Google Effects on Memory: Cognitive Consequences of Having Information at Our Fingertips
Betsy Sparrow,1* Jenny Liu, 2 Daniel M. Wegner 3
1Department of Psychology, Columbia University, 1190 Amsterdam Avenue, New York, NY 10027, USA. 2Department of Psychology, University of Wisconsin–Madison, 1202 West Johnson Street, Madison, WI 53706, USA. 3Department of Psychology, Harvard University, 33 Kirkland Street, Cambridge, MA 02138, USA.
*To whom correspondence should be addressed. E-mail: firstname.lastname@example.org
The advent of the Internet, with sophisticated algorithmic search engines, has made accessing information as easy as lifting a finger. No longer do we have to make costly efforts to find the things we want.

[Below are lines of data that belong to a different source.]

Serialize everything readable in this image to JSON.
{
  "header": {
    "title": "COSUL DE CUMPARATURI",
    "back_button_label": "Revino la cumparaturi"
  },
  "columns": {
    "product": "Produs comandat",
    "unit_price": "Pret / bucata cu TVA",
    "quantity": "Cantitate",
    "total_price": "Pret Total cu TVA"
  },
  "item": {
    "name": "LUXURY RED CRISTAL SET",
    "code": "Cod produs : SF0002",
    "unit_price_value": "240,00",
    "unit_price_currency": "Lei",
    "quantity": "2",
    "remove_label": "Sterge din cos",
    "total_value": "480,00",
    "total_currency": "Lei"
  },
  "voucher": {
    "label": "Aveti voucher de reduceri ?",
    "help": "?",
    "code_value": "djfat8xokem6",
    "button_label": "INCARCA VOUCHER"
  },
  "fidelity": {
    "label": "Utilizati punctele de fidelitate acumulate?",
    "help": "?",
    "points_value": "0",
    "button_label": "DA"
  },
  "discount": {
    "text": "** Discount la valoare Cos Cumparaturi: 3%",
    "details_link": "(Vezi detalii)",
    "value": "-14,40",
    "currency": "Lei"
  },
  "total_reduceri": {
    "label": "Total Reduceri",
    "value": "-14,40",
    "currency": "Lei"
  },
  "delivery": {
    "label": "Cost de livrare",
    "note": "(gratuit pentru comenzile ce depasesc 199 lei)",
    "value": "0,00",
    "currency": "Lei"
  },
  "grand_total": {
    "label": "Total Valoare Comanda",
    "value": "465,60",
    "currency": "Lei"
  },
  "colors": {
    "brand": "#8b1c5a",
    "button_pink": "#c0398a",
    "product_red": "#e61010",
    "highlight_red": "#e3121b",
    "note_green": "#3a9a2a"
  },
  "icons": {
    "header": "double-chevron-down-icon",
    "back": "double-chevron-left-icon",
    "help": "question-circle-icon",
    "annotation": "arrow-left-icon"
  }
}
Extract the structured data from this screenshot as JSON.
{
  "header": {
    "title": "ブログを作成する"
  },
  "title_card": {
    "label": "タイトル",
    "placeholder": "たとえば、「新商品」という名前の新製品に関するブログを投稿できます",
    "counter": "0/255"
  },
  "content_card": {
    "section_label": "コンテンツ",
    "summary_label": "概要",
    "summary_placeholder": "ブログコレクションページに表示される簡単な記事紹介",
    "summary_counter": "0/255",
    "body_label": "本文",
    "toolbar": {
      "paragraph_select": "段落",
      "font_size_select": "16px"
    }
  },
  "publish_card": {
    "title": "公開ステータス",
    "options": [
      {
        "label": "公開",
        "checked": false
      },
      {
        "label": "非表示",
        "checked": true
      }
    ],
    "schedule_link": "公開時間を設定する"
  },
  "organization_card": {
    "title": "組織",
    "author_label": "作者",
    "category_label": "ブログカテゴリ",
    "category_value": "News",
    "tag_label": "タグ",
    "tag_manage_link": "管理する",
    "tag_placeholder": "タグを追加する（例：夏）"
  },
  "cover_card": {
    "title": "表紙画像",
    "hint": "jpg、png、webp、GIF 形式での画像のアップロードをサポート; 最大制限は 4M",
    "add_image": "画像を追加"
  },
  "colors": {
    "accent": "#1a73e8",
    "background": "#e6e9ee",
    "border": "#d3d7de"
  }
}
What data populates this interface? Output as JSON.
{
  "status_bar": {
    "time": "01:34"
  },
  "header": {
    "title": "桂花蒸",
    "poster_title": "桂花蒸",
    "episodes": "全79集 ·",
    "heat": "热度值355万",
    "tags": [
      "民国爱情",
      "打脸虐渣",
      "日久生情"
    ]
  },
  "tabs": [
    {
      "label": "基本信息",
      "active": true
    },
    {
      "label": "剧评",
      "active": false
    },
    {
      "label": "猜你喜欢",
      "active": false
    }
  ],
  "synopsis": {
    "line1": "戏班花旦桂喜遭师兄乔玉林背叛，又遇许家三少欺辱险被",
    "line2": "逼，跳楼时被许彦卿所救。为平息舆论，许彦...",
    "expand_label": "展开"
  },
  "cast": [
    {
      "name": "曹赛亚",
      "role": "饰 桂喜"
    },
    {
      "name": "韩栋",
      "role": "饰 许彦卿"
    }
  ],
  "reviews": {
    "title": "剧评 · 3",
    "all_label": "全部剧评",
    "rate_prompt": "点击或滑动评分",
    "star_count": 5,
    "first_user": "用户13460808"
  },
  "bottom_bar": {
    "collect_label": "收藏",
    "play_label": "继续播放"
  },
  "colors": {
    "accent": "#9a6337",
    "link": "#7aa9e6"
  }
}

We can “Google” the old classmate, find articles online, or look up the actor who was on the tip of our tongue. The results of four studies suggest that when faced with difficult questions, people are primed to think about computers and that when people expect to have future access to information, they have lower rates of recall of the information itself and enhanced recall instead for where to access it. The Internet has become a primary form of external or transactive memory, where information is stored collectively outside ourselves.